● **REQUIREMENT**: Below are the records; count how many of their lines carry "icon" and give only the number.
+--
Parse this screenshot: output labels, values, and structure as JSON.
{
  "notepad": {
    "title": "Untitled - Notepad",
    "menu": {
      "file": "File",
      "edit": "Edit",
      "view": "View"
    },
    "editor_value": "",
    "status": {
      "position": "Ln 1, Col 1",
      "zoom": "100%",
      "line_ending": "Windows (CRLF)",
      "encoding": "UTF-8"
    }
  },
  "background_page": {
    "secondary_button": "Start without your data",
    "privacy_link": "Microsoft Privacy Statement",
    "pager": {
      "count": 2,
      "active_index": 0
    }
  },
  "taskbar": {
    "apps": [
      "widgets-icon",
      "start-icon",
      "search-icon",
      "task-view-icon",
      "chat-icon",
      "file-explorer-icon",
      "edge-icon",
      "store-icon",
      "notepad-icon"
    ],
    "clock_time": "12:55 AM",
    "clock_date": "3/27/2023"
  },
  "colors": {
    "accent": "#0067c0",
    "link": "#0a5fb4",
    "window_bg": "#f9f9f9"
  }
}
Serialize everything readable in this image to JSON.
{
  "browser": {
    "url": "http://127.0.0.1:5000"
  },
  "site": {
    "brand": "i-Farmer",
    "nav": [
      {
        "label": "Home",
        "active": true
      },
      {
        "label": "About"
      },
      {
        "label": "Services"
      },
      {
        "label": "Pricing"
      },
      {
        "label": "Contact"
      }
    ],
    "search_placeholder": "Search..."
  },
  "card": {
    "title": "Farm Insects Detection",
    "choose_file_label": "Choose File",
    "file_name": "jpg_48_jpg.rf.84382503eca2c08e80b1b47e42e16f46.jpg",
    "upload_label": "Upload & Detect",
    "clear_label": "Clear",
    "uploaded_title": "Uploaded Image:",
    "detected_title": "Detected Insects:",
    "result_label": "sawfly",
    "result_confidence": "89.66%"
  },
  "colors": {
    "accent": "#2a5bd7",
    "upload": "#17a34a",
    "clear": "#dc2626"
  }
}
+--
● **REPLY TO THE TASK**: 9